Exercise description:
Every line of the records that contains the string "icon" counts once; give the total and nothing else.

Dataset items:
------------------------------------

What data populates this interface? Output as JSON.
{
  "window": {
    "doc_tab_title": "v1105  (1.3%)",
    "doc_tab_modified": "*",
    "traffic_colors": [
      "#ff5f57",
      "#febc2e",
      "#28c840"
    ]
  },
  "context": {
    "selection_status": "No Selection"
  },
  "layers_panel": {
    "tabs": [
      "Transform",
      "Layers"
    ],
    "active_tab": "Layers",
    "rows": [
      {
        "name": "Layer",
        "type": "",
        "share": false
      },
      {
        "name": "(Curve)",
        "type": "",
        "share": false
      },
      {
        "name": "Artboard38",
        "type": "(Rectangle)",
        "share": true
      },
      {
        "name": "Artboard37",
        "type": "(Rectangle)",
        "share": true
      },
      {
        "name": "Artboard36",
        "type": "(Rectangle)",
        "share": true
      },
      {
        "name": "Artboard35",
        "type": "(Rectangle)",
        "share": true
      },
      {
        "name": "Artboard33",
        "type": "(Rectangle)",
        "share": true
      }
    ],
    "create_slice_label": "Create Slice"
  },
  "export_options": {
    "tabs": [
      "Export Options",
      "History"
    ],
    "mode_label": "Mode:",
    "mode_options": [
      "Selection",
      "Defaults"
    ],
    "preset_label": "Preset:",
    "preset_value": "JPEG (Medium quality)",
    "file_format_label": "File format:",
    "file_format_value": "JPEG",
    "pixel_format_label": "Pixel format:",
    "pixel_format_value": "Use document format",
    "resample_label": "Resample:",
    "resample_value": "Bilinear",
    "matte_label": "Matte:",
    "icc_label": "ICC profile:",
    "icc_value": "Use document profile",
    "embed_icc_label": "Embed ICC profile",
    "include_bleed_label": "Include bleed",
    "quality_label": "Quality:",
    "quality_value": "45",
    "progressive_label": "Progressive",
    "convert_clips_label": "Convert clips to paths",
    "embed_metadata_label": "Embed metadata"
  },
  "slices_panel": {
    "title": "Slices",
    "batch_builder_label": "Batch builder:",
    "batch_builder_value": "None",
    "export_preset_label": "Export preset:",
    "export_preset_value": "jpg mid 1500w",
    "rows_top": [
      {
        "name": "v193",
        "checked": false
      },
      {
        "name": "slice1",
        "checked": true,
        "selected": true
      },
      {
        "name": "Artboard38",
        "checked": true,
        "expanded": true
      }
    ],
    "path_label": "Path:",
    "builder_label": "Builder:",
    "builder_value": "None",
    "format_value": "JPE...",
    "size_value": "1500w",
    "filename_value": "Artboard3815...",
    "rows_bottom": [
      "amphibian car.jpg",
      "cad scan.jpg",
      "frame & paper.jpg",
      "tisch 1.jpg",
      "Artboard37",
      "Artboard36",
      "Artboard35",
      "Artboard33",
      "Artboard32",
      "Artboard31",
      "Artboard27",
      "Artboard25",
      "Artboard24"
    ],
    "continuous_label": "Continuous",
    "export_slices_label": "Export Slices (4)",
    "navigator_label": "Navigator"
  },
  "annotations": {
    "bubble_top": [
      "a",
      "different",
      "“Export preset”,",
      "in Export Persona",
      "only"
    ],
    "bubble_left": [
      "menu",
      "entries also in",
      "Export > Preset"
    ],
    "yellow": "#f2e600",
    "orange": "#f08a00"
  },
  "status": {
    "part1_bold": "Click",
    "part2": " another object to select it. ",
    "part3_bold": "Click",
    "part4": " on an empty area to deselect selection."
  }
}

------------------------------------

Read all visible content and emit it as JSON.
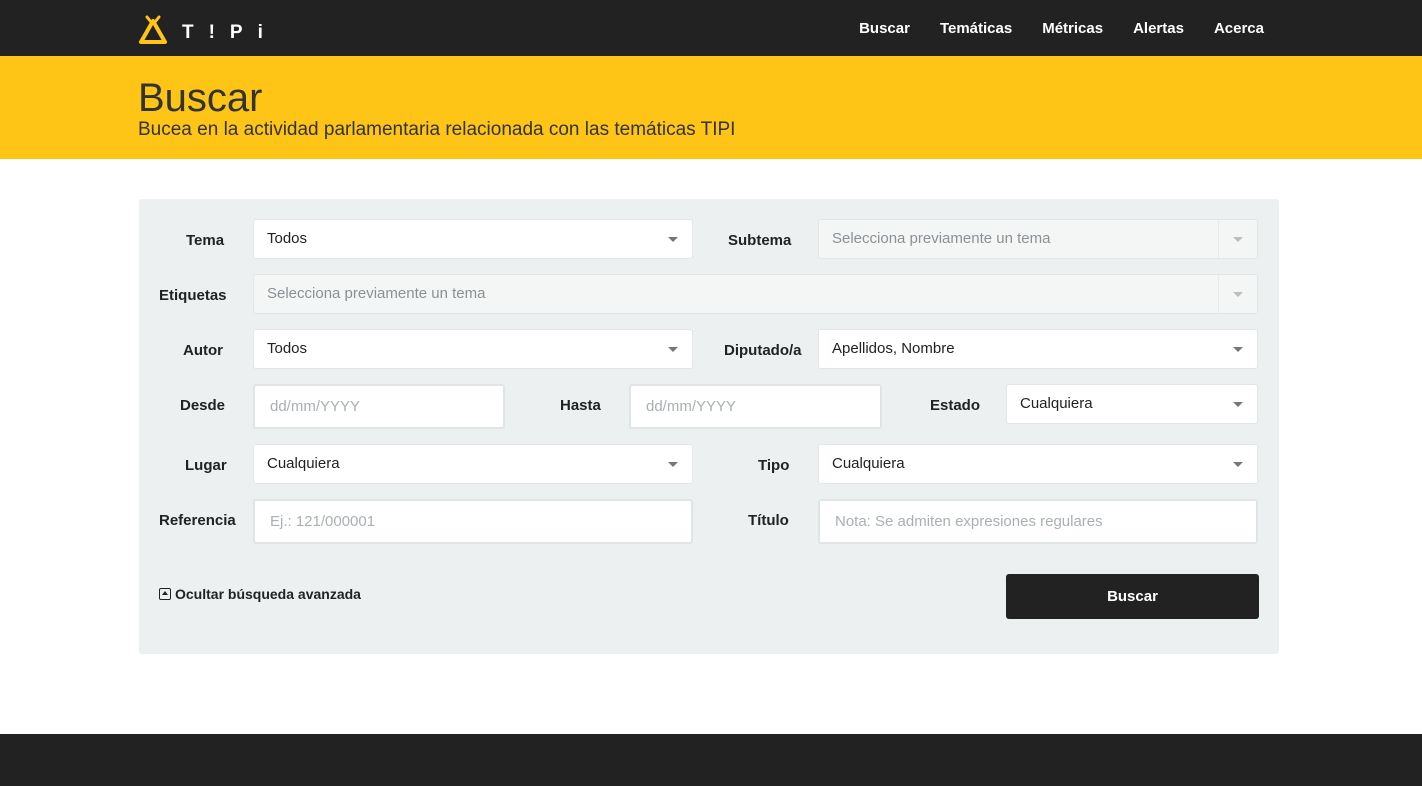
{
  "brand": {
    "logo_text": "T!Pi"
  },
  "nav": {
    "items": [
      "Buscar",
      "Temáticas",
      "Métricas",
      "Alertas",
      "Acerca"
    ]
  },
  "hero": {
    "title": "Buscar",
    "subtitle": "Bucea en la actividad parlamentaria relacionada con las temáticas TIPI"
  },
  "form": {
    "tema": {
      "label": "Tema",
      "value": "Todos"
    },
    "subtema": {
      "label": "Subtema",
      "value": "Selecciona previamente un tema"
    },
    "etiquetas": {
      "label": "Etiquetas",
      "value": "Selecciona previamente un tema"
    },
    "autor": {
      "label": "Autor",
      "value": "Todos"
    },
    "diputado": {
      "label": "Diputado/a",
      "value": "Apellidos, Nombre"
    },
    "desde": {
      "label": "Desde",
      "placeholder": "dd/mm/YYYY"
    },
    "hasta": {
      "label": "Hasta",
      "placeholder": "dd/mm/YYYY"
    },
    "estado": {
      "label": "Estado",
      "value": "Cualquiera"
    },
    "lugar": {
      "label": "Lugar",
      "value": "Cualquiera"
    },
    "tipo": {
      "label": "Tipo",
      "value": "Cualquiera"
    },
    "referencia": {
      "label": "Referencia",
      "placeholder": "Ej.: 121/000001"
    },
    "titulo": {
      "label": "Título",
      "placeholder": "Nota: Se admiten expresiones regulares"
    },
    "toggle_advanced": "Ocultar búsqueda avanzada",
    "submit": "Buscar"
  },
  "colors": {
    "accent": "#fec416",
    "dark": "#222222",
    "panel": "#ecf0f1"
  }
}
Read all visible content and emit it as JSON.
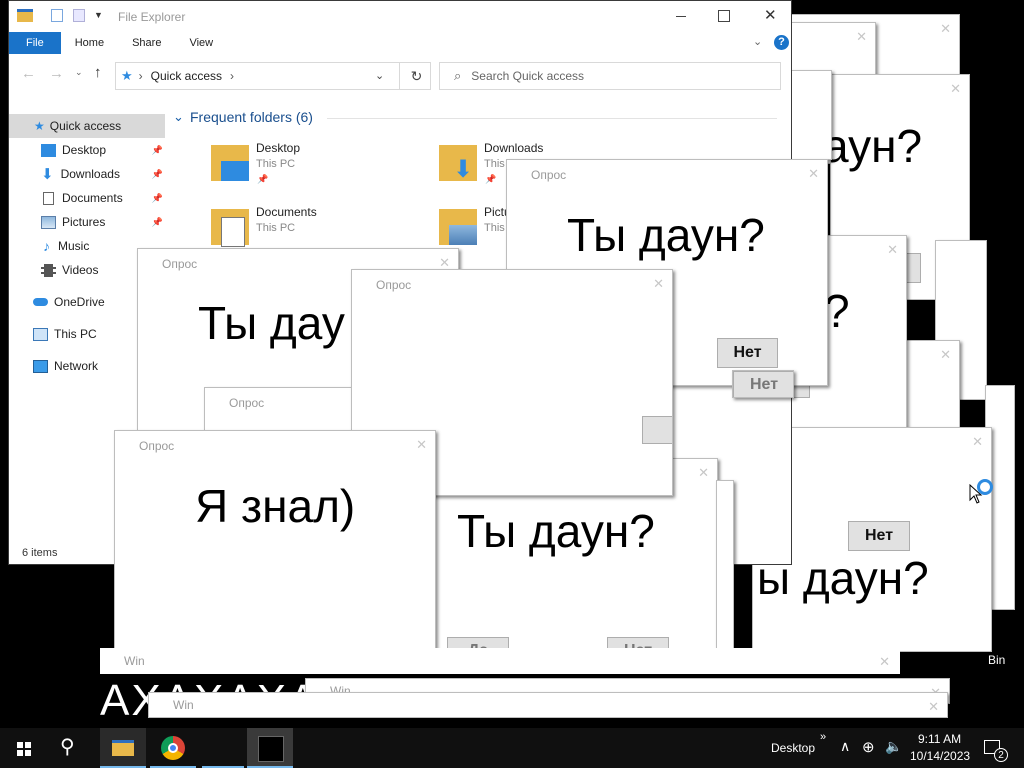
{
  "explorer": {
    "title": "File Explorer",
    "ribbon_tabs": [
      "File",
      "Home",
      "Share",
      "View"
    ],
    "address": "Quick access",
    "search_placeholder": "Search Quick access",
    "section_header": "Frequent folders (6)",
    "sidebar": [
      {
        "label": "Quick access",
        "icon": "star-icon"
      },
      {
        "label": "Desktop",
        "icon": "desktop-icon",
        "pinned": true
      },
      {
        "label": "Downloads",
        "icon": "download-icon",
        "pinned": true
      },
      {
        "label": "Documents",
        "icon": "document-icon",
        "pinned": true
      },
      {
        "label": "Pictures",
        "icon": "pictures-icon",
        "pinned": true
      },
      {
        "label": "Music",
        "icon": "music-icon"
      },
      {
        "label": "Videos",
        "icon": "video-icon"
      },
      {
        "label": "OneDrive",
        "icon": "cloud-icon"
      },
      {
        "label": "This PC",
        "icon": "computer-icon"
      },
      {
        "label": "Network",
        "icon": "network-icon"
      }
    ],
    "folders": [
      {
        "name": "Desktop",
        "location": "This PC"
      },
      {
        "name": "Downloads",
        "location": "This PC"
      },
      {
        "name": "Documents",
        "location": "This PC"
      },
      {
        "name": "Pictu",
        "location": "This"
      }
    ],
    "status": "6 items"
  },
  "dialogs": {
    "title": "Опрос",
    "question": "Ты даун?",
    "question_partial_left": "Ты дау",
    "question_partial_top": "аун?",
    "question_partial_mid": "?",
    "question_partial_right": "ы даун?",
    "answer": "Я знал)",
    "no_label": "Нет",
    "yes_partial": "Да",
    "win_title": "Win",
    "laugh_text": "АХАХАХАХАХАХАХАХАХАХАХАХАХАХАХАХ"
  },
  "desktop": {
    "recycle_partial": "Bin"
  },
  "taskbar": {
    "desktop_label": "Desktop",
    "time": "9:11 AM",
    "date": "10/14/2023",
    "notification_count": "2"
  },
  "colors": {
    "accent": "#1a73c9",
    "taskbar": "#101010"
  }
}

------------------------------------

Expected output:
10